**EXERCISE DESCRIPTION**. Where the string "mozilla" occurs in a line of the data below, that line should be copied.

[DATASET]

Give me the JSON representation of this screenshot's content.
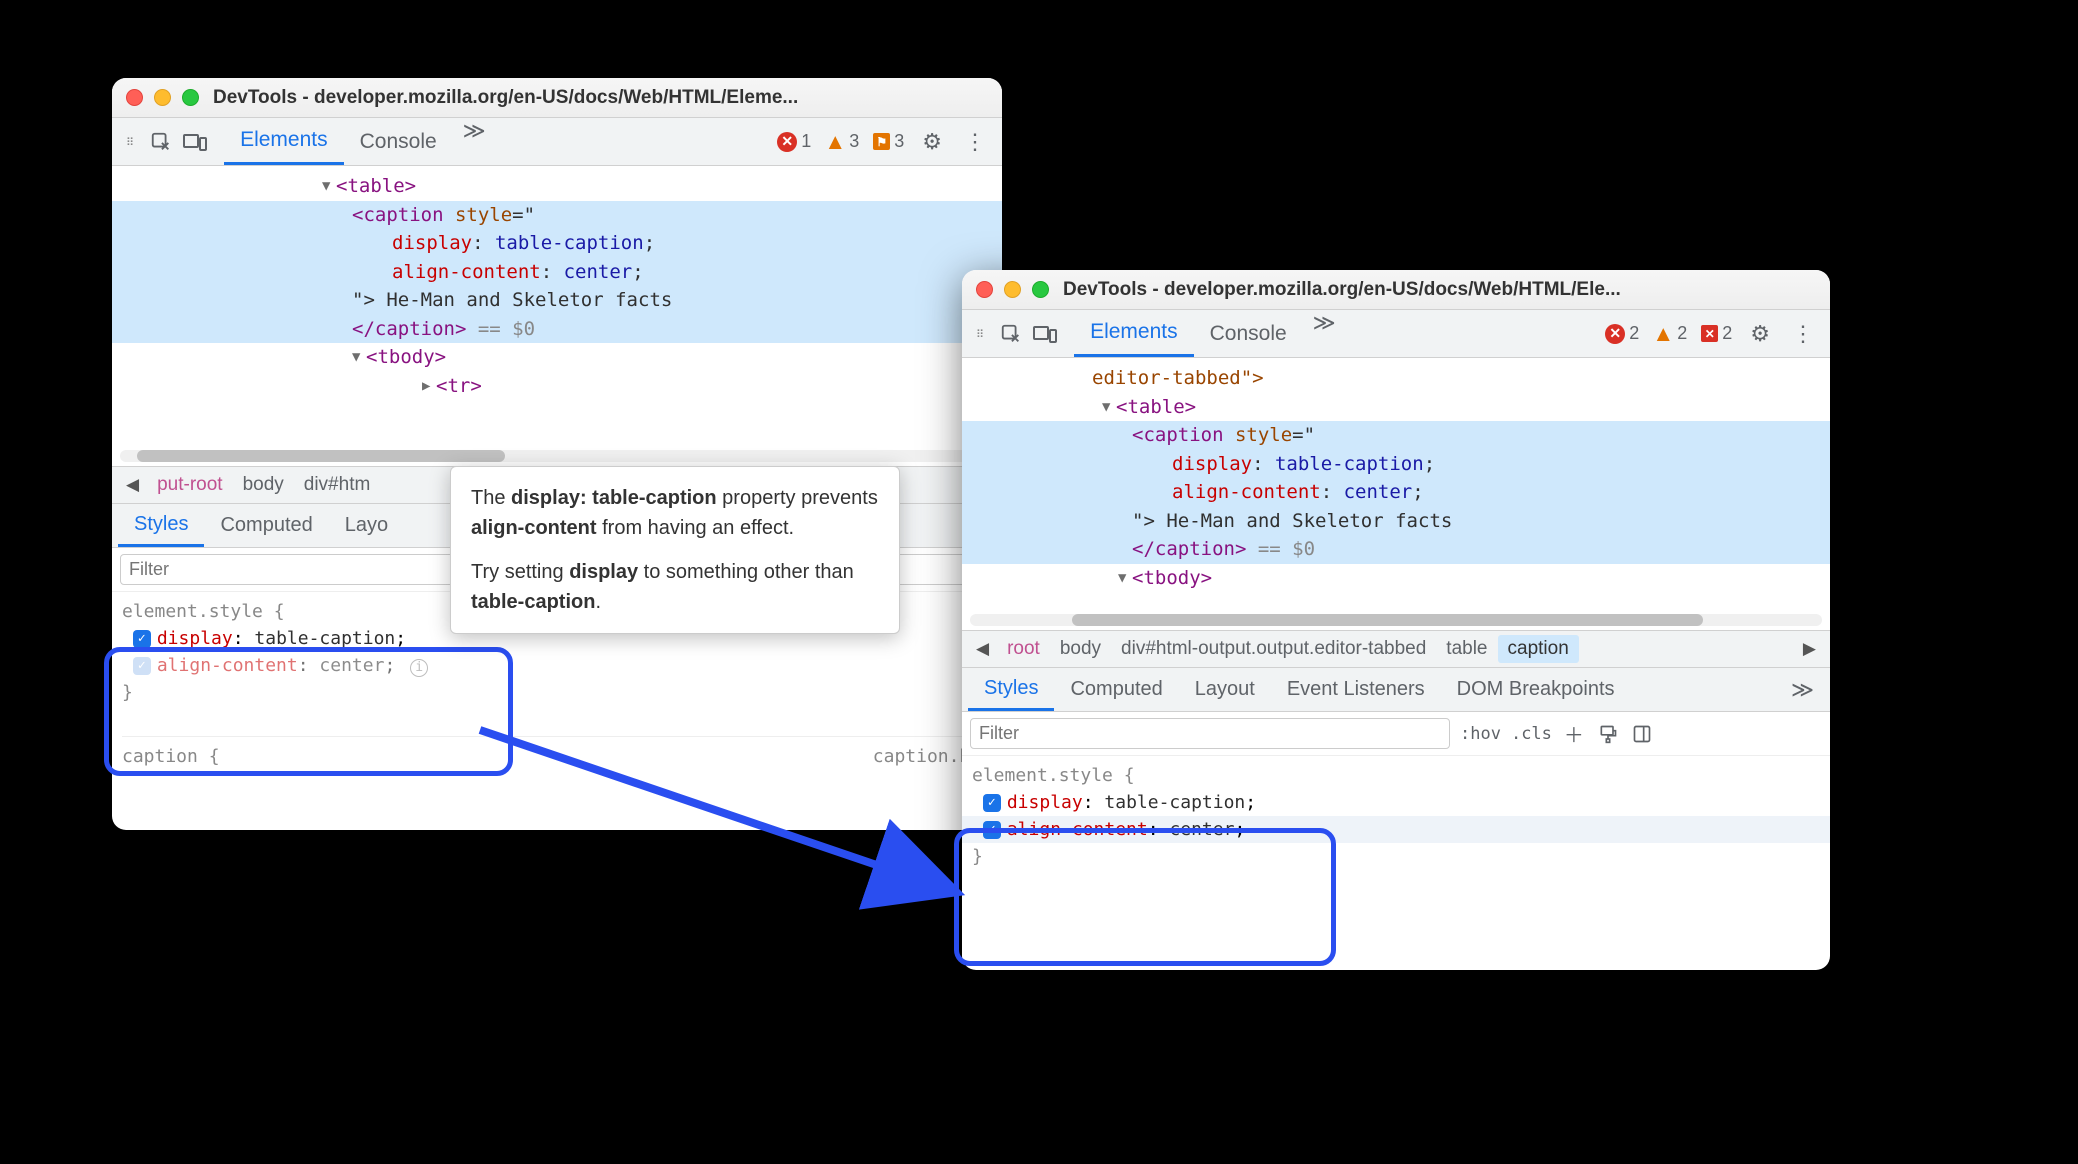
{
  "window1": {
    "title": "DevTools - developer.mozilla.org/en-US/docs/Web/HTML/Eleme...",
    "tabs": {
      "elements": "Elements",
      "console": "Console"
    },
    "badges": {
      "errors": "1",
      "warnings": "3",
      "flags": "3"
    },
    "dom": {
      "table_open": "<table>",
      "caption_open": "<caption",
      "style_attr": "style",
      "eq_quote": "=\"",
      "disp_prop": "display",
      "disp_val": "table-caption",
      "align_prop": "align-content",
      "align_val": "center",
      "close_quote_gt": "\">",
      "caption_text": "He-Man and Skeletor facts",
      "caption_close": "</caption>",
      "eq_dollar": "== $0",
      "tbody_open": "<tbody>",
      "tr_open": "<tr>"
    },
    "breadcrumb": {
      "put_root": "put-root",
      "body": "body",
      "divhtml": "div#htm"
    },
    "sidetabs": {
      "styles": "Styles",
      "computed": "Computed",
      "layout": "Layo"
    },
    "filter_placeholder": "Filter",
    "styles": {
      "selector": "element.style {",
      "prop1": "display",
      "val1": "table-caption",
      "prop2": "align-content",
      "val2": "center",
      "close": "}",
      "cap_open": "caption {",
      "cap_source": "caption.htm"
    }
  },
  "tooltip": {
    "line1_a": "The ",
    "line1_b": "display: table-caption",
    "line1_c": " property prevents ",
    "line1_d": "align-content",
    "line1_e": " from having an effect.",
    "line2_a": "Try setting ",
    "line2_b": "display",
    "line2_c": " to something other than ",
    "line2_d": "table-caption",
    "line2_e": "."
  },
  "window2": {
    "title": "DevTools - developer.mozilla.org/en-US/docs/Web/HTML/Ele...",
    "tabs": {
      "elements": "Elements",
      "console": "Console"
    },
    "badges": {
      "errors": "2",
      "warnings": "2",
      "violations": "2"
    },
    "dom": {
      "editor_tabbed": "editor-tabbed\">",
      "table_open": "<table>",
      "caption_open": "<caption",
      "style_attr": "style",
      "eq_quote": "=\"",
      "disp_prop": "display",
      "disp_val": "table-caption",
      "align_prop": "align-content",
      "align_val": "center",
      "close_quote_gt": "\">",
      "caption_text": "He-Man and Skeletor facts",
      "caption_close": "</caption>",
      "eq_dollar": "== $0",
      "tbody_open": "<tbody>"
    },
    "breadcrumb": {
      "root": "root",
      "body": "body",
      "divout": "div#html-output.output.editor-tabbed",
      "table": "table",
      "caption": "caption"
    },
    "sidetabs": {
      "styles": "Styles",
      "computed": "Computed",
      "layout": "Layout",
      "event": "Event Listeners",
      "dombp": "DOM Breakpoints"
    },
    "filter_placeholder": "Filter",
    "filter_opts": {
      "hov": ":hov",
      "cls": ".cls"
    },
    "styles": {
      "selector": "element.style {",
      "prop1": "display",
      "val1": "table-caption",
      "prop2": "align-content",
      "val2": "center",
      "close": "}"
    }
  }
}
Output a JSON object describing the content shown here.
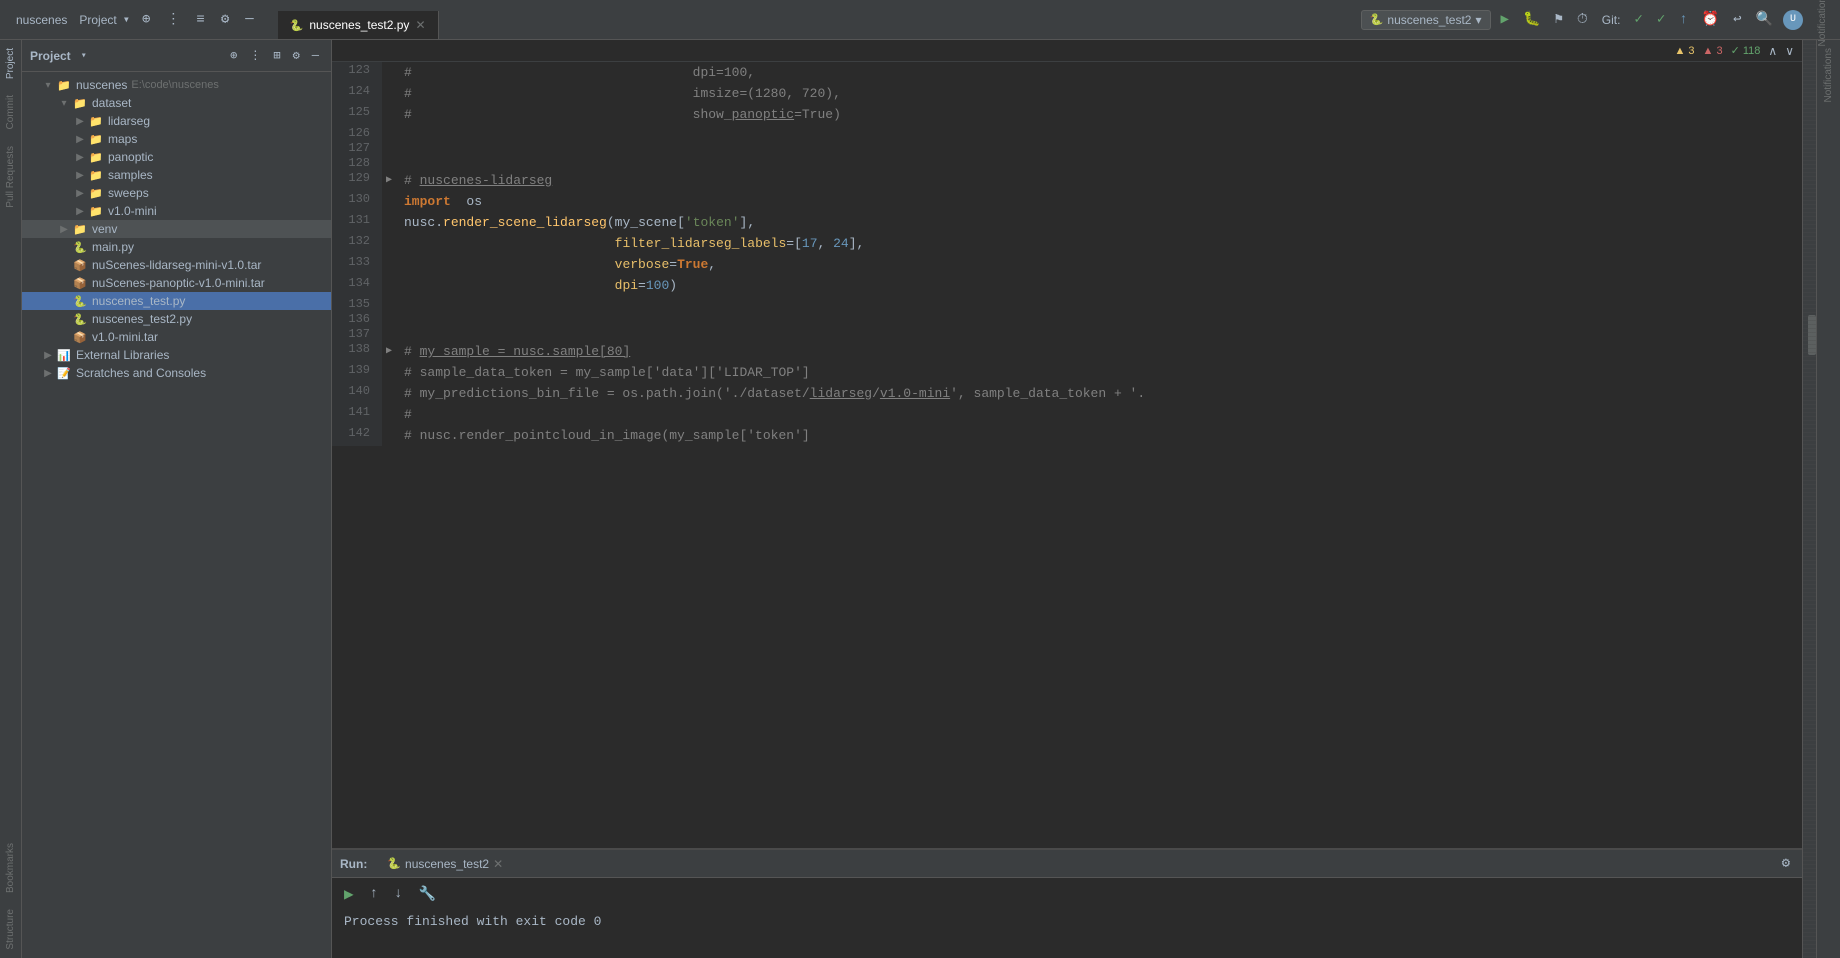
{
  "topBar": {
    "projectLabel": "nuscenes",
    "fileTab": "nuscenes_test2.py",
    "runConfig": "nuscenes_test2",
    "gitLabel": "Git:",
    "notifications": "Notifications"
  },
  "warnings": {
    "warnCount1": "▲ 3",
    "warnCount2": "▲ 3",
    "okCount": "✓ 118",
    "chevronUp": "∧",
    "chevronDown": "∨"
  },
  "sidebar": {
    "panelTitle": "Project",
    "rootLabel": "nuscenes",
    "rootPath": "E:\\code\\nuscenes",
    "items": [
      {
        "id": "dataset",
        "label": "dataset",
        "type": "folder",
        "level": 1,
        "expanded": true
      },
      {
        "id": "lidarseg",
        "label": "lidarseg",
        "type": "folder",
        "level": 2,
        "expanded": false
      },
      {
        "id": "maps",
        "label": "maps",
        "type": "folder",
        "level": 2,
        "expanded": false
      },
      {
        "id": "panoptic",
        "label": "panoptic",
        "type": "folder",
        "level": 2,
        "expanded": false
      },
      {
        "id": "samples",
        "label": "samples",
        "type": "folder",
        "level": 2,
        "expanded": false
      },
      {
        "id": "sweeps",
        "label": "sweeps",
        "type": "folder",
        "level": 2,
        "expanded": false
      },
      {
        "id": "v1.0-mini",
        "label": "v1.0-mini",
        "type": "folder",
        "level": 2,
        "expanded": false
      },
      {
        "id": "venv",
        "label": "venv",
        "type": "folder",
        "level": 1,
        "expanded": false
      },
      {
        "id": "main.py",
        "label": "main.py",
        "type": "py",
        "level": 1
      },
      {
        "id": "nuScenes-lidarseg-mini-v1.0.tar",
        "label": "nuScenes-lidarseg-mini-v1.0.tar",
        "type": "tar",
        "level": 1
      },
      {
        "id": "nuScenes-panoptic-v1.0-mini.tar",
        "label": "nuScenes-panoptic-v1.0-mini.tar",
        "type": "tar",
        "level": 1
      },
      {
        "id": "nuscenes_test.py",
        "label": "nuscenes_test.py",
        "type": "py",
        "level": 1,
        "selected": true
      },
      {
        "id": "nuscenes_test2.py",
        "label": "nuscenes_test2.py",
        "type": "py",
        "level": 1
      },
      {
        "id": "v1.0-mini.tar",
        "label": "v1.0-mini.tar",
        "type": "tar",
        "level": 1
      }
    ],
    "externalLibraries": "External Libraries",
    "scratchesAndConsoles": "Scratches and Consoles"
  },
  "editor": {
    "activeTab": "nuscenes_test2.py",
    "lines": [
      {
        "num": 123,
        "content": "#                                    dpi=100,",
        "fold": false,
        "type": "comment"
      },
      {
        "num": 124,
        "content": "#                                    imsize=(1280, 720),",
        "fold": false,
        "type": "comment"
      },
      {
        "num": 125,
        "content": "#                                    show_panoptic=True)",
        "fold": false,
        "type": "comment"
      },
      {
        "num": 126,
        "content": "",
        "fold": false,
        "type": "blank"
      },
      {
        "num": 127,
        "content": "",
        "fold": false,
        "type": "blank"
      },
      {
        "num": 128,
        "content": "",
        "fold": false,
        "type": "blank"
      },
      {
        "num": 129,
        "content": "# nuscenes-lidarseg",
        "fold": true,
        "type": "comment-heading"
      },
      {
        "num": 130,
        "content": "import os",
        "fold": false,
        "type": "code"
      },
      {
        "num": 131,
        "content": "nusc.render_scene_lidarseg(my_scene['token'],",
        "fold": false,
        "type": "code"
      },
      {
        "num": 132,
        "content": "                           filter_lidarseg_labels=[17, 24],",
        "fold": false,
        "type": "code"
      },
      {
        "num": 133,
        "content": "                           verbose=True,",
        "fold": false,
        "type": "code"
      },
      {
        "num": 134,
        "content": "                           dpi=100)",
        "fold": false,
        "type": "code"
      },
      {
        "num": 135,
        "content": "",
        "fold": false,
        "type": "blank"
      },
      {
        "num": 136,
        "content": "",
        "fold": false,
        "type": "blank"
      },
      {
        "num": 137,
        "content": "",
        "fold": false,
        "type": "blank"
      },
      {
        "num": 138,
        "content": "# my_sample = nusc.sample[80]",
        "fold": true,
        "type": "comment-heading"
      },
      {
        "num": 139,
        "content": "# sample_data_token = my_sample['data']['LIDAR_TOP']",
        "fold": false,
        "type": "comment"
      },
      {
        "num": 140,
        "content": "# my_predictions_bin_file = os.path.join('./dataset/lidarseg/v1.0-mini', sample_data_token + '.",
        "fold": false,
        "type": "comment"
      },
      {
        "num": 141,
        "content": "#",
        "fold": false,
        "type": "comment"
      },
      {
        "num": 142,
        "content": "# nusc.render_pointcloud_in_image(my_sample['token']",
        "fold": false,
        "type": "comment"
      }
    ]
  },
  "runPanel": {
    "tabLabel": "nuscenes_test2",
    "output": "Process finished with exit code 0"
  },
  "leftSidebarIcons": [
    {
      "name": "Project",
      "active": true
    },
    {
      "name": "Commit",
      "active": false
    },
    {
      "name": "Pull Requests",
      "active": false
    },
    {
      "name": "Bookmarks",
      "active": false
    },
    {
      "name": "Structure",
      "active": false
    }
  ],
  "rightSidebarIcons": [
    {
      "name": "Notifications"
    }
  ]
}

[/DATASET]

**ANSWER AREA**.
    "title": "DevTools - developer.mozilla.org/en-US/docs/Web/HTML/Eleme...",
    "title": "DevTools - developer.mozilla.org/en-US/docs/Web/HTML/Ele...",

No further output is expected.